I would like to create a lesson aimed at teenagers that instills knowledge on physics/engineering. As such, I’d love to utilize KerbalEdu to achieve this.
With KerbalEdu, the students will be able to have a “hands-on” approach to seeing the effects of physics on their engineered creations. They’ll be able to design, re-design, and share their creations, all whilst critiquing eachother in how they could make their designs more efficient. We’ll also compare their designs to real-world designs, and study how physics affected those vehicles by recreating them within the program.
To successfully share and critique the designs, we’ll utilize a Moodle installation (found here) that will allow students to post screenshots of the ships they have built, include the various data elements they have collected, etc.
Each user will be given a blog within Moodle, which they will continue to update throughout the year. Each week, we’ll sit down as a group and go over the most successful ships, and the least successful. This will allow us to examine what engineering attributes created beneficial flight physics, and it will also allow us to determine which physics created detrimental flight physics. This process will be ongoing throughout the semester, and will incorporate lessons on various physics principles.
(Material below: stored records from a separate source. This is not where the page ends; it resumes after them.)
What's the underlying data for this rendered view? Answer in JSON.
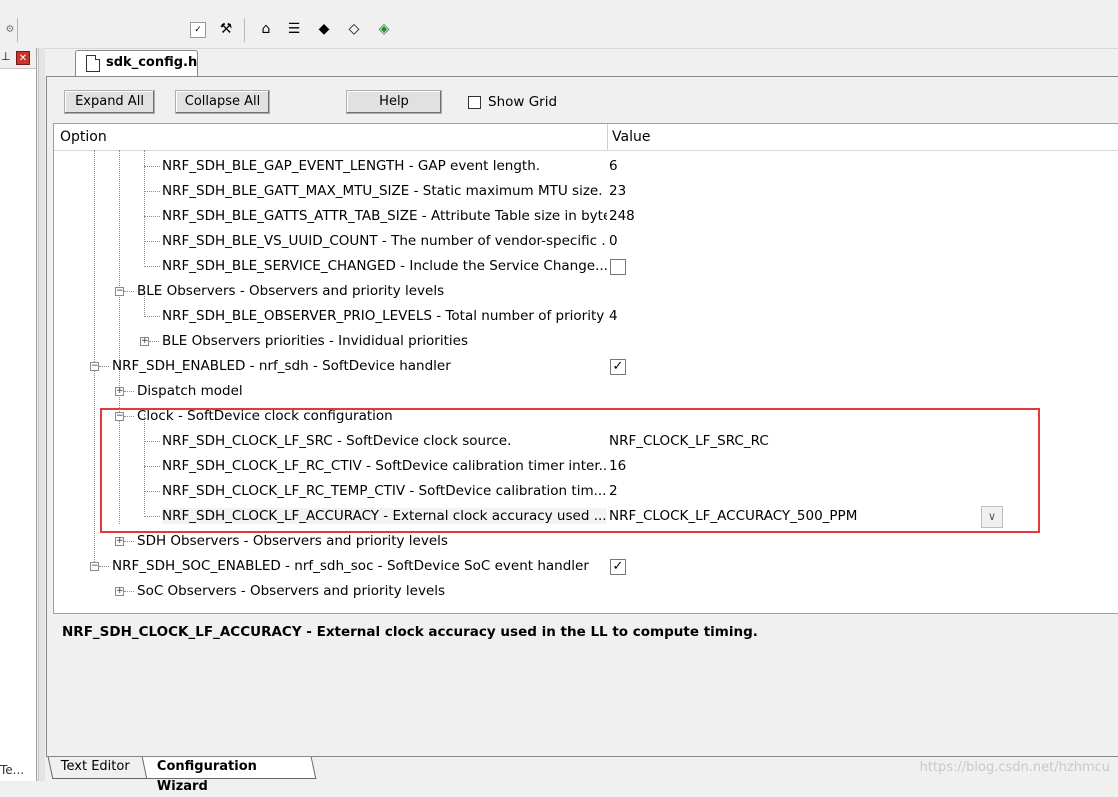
{
  "file_tab": {
    "label": "sdk_config.h"
  },
  "left_panel": {
    "tab_label": "Te..."
  },
  "toolbar": {
    "expand_all": "Expand All",
    "collapse_all": "Collapse All",
    "help": "Help",
    "show_grid": "Show Grid",
    "show_grid_checked": false
  },
  "grid": {
    "col_option": "Option",
    "col_value": "Value",
    "rows": [
      {
        "option": "NRF_SDH_BLE_GAP_EVENT_LENGTH - GAP event length.",
        "value": "6"
      },
      {
        "option": "NRF_SDH_BLE_GATT_MAX_MTU_SIZE - Static maximum MTU size.",
        "value": "23"
      },
      {
        "option": "NRF_SDH_BLE_GATTS_ATTR_TAB_SIZE - Attribute Table size in byte...",
        "value": "248"
      },
      {
        "option": "NRF_SDH_BLE_VS_UUID_COUNT - The number of vendor-specific ...",
        "value": "0"
      },
      {
        "option": "NRF_SDH_BLE_SERVICE_CHANGED  - Include the Service Change...",
        "value": ""
      },
      {
        "option": "BLE Observers - Observers and priority levels",
        "value": ""
      },
      {
        "option": "NRF_SDH_BLE_OBSERVER_PRIO_LEVELS - Total number of priority ...",
        "value": "4"
      },
      {
        "option": "BLE Observers priorities - Invididual priorities",
        "value": ""
      },
      {
        "option": "NRF_SDH_ENABLED - nrf_sdh - SoftDevice handler",
        "value": ""
      },
      {
        "option": "Dispatch model",
        "value": ""
      },
      {
        "option": "Clock - SoftDevice clock configuration",
        "value": ""
      },
      {
        "option": "NRF_SDH_CLOCK_LF_SRC  - SoftDevice clock source.",
        "value": "NRF_CLOCK_LF_SRC_RC"
      },
      {
        "option": "NRF_SDH_CLOCK_LF_RC_CTIV - SoftDevice calibration timer inter...",
        "value": "16"
      },
      {
        "option": "NRF_SDH_CLOCK_LF_RC_TEMP_CTIV - SoftDevice calibration tim...",
        "value": "2"
      },
      {
        "option": "NRF_SDH_CLOCK_LF_ACCURACY  - External clock accuracy used ...",
        "value": "NRF_CLOCK_LF_ACCURACY_500_PPM"
      },
      {
        "option": "SDH Observers - Observers and priority levels",
        "value": ""
      },
      {
        "option": "NRF_SDH_SOC_ENABLED - nrf_sdh_soc - SoftDevice SoC event handler",
        "value": ""
      },
      {
        "option": "SoC Observers - Observers and priority levels",
        "value": ""
      }
    ],
    "checkbox_states": {
      "service_changed": false,
      "sdh_enabled": true,
      "soc_enabled": true
    }
  },
  "description": "NRF_SDH_CLOCK_LF_ACCURACY  - External clock accuracy used in the LL to compute timing.",
  "bottom_tabs": {
    "text_editor": "Text Editor",
    "config_wizard": "Configuration Wizard"
  },
  "watermark": "https://blog.csdn.net/hzhmcu",
  "colors": {
    "highlight_box": "#e23a3a"
  }
}
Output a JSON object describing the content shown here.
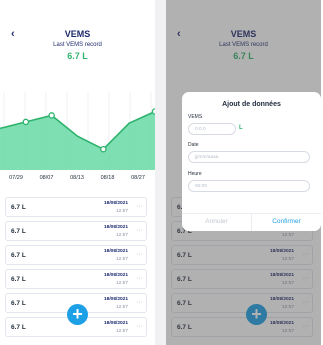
{
  "header": {
    "back_icon": "chevron-left-icon",
    "title": "VEMS",
    "subtitle": "Last VEMS record",
    "value": "6.7 L",
    "accent_green": "#2fb26c",
    "accent_blue": "#1ea0e6"
  },
  "chart_data": {
    "type": "area",
    "categories": [
      "07/29",
      "08/07",
      "08/13",
      "08/18",
      "08/27"
    ],
    "x": [
      0,
      1,
      2,
      3,
      4,
      5,
      6
    ],
    "values": [
      3.2,
      3.7,
      4.2,
      2.6,
      1.6,
      3.6,
      4.5
    ],
    "ylim": [
      0,
      6
    ],
    "grid": "vertical",
    "marker_indices": [
      1,
      2,
      4,
      6
    ],
    "title": "",
    "xlabel": "",
    "ylabel": ""
  },
  "records": [
    {
      "value": "6.7 L",
      "date": "18/08/2021",
      "time": "12:57"
    },
    {
      "value": "6.7 L",
      "date": "18/08/2021",
      "time": "12:57"
    },
    {
      "value": "6.7 L",
      "date": "18/08/2021",
      "time": "12:57"
    },
    {
      "value": "6.7 L",
      "date": "18/08/2021",
      "time": "12:57"
    },
    {
      "value": "6.7 L",
      "date": "18/08/2021",
      "time": "12:57"
    },
    {
      "value": "6.7 L",
      "date": "18/08/2021",
      "time": "12:57"
    }
  ],
  "fab": {
    "label": "+",
    "icon": "plus-icon"
  },
  "modal": {
    "title": "Ajout de données",
    "vems_label": "VEMS",
    "vems_placeholder": "0.0.0",
    "vems_unit": "L",
    "date_label": "Date",
    "date_placeholder": "jj/mm/aaaa",
    "time_label": "Heure",
    "time_placeholder": "00:00",
    "cancel_label": "Annuler",
    "confirm_label": "Confirmer"
  }
}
Meaningful: As stated by Sohanty and Cantu, games allow us to ” explore the concept of paths in three-dimensional space” (p. 3), “explore the consequences of Newton’s laws” (p.4.), and explore the idea that “force vector applied at different points of an extended body can result in different rotational motion” (p. 7). By allowing the students to build and interact with spaceships that display these physical properties, we can create a lesson that does not “does not lead to boredom and frustration” (Allen, 2007 p. 138).
Motivational: As stated by Sohanty and Cantue, students will eventually begin to notice these effects of physics outside the classroom in their own games, and they even had some students bring in their own games to demonstrate. Thus, “games allow this kind of self-motivated learning to continue outside the classroom” (Sohanty and Cantue, 200x, p. 8). This motivation is caused by the fact that you need to have an appealing context, and the use of graphics, sound, animation etc. help in that (Allen, 2007, p.180). Kerbal Space Program also meets Allen’s notion that “successful video games demonstrate that motivation can be sustained over long periods of time” (p. 181). If true, it is something I would like to continue in the classroom.
Memorable: By combining the lessons and analysis of spacecraft with the actual construction of spacecraft within Kerbal Space Program, I hope that we can implement success-based learning. By having the students apply the knowledge gained from the lessons, we can have them build relationships between the new information and the game itself. The process of creating spaceships will all the students to recall and apply that new information in a way that enforces retention (Allen, 2007, p.160).
Allen, M. (2007). Designing successful e-learning forget what you know about instructional design and do something interesting. San Francisco, CA: Pfeiffer.
Mohanty, S., & Cantu, S. (2011). Teaching introductory undergraduate physics using commercial video games. Physics Education Phys. Educ.,570-577. doi:10.1088/0031-9120/46/5/009